# Problem statement:
Where the data below has the string "content", return the whole line.
Entries shown below:
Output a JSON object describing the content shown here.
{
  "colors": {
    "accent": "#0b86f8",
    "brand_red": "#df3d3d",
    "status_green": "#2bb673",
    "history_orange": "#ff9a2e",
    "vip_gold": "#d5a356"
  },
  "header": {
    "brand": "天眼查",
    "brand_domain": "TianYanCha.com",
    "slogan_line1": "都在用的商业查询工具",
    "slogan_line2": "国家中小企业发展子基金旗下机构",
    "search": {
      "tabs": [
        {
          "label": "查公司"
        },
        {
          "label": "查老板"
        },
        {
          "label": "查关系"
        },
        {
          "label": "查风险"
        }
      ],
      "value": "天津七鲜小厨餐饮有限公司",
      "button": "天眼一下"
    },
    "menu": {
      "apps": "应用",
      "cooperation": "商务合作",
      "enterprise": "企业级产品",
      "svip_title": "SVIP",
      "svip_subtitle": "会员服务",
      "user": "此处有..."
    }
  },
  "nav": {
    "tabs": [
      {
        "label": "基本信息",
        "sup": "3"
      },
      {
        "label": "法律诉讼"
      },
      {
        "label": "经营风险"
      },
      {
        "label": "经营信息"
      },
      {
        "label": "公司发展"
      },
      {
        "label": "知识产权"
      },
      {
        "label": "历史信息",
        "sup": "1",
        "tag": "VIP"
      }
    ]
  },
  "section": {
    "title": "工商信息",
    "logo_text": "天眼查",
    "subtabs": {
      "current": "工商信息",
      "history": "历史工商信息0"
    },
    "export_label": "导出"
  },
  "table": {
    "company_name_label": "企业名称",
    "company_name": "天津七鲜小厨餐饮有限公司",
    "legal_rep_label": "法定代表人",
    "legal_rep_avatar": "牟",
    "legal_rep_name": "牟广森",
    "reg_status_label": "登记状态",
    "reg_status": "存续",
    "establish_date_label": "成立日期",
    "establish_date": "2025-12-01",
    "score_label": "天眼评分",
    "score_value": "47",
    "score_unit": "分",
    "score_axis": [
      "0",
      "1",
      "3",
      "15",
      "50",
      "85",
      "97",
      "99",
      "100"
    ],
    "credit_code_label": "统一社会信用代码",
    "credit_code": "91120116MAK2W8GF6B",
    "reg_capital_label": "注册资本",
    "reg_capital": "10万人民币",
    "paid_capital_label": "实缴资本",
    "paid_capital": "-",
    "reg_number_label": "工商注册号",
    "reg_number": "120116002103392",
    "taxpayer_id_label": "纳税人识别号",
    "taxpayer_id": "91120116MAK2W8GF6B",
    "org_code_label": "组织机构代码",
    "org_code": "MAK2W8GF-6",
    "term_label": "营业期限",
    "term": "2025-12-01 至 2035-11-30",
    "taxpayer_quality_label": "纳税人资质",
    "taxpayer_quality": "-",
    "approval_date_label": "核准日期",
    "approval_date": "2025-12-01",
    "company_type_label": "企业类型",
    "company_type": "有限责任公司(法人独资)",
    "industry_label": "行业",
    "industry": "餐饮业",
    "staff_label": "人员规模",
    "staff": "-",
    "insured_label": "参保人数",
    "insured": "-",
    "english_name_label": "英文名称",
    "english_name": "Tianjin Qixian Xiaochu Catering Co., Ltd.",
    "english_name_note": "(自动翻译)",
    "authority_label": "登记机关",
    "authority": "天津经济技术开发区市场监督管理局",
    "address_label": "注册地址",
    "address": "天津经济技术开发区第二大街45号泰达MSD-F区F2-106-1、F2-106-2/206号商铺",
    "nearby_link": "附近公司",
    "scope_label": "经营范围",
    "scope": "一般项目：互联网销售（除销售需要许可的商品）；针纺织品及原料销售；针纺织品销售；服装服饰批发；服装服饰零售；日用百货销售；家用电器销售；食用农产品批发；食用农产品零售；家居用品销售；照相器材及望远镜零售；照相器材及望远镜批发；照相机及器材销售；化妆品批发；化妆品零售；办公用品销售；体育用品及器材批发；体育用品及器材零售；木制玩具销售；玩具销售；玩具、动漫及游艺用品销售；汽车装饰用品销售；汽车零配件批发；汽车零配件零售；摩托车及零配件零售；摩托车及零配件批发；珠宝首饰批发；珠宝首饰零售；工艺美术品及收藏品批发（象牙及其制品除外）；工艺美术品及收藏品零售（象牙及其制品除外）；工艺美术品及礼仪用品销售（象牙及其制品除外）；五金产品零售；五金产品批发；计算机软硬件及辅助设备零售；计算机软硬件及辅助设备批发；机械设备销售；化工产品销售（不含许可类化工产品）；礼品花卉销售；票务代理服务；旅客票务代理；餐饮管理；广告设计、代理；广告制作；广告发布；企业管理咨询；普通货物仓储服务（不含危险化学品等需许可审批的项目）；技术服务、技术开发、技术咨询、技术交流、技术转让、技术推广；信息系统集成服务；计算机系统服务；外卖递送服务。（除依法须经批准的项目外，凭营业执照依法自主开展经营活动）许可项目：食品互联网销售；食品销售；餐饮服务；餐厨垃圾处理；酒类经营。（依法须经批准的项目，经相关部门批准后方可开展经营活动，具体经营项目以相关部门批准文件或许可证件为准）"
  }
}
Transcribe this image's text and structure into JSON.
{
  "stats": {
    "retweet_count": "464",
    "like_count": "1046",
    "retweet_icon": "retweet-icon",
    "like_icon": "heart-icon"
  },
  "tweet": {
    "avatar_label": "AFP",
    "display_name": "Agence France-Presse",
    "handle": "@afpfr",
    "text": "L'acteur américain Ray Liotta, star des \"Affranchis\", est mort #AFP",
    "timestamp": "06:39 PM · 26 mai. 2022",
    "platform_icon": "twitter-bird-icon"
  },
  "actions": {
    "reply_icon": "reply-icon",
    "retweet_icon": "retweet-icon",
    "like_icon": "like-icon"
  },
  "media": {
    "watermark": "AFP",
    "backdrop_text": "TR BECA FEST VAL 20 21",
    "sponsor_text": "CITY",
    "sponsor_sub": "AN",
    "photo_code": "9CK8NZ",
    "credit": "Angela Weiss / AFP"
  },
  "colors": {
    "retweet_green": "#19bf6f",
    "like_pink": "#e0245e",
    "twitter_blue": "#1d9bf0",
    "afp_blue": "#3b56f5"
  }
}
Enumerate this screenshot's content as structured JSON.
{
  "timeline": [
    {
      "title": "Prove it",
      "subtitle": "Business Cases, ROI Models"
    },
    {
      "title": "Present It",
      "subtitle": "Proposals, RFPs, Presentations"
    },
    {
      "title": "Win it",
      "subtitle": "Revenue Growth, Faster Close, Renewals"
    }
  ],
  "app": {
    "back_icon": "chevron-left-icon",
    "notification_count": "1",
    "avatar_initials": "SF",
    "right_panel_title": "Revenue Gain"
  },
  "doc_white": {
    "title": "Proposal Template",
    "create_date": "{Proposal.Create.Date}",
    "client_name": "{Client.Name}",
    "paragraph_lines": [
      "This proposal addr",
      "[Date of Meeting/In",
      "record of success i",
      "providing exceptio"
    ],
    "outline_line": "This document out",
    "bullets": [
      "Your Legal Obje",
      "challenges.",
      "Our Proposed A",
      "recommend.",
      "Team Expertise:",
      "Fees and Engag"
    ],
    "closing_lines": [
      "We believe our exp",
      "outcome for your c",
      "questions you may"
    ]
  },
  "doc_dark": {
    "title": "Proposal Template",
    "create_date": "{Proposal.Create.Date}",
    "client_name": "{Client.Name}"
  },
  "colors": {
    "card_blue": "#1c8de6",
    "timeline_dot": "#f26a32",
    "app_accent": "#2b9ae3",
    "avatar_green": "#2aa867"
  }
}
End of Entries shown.
# Written response:
Output a JSON object describing the content shown here.
Enumerate this screenshot's content as structured JSON.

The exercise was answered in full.